■ Task item
Work out how many lines in these entries include the string "kind", and give only that figure.

■ Provided data

━━━━━━━━━━━━━━━━━━━━

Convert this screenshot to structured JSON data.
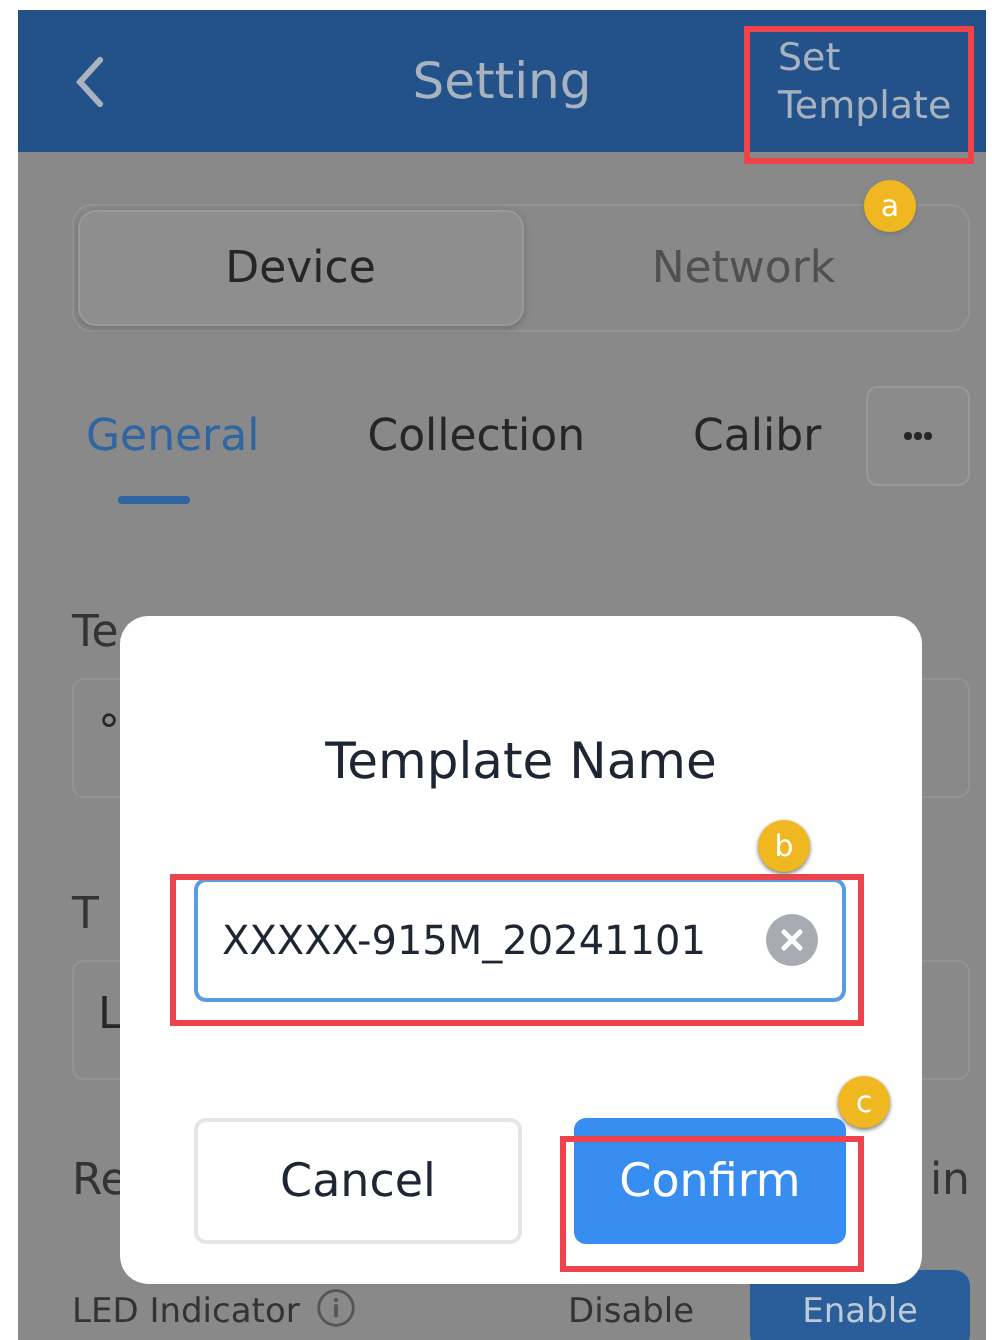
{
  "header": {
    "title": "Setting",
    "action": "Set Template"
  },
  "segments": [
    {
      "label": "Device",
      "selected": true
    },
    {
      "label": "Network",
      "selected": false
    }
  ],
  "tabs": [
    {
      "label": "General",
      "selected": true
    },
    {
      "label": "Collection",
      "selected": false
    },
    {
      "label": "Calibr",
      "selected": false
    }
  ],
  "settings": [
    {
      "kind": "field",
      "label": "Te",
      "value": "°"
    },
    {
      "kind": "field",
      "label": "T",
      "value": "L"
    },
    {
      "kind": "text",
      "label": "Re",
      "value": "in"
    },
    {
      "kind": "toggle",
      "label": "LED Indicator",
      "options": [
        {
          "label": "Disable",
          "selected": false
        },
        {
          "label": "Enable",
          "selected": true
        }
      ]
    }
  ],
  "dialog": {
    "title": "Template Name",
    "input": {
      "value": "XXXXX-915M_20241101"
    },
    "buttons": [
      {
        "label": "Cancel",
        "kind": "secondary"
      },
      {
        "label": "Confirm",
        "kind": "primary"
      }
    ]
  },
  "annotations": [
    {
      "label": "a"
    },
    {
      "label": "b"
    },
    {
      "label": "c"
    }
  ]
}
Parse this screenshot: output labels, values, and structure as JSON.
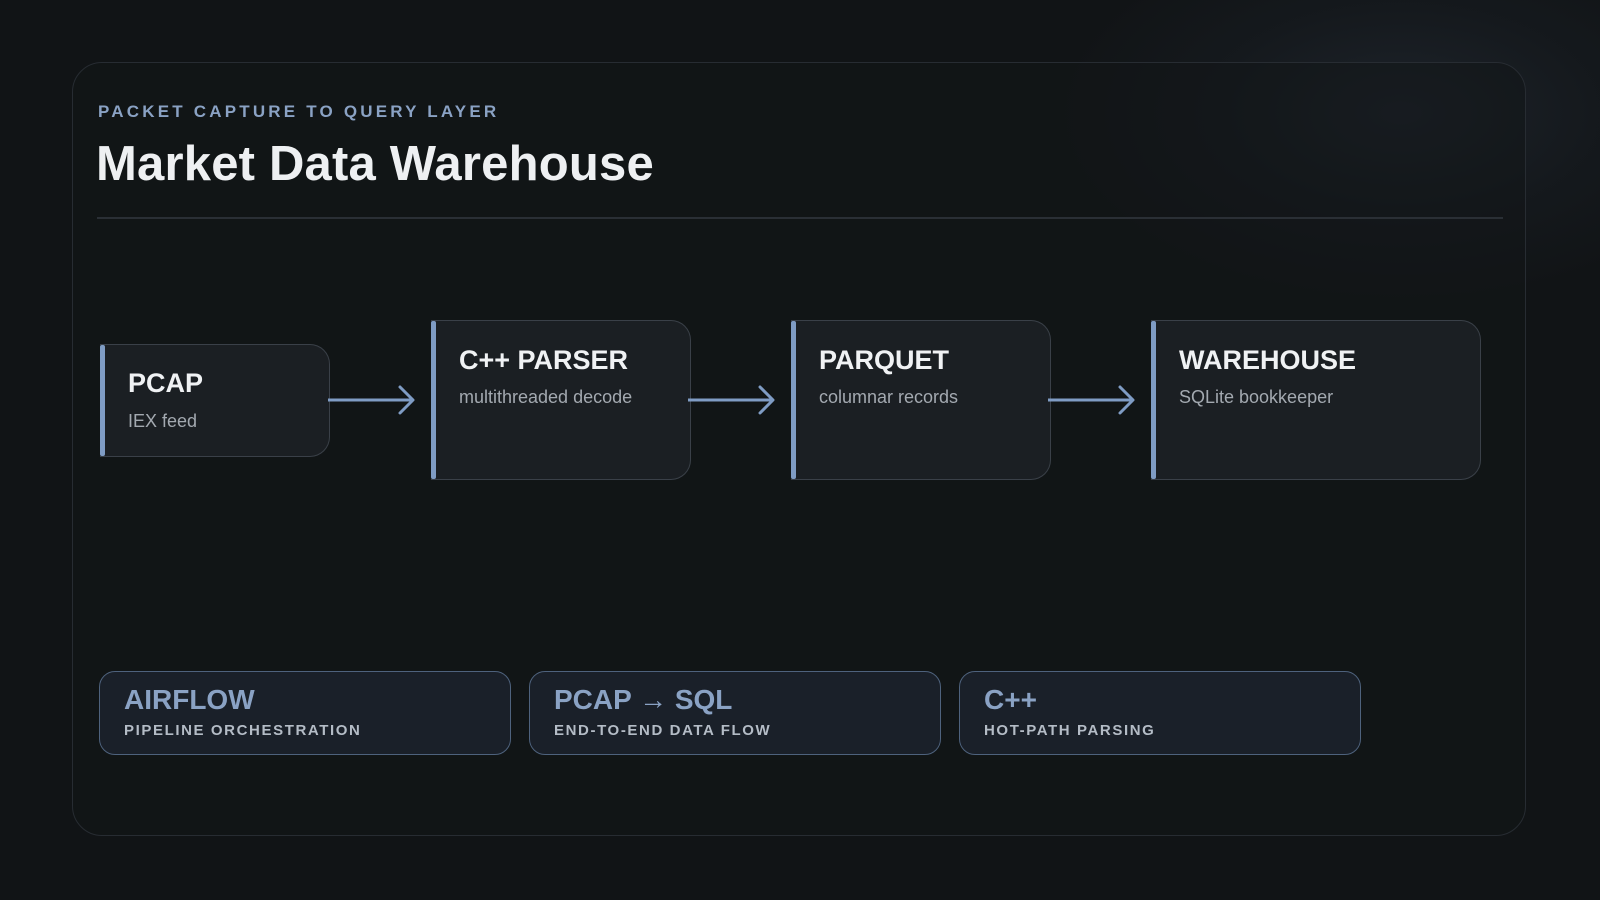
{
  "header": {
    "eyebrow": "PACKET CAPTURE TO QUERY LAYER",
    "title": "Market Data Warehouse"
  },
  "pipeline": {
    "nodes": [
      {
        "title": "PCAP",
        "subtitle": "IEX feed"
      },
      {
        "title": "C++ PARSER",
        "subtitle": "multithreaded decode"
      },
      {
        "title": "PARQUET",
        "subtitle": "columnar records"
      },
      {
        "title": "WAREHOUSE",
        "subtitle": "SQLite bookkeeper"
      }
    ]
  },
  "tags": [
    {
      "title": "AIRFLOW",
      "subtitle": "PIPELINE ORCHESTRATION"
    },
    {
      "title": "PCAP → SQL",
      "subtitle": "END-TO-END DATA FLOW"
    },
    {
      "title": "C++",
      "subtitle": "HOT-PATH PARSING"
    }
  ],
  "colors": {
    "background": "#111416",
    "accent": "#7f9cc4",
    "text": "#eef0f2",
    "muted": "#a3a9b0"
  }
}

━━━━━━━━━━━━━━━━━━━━

■ Output for this exercise
6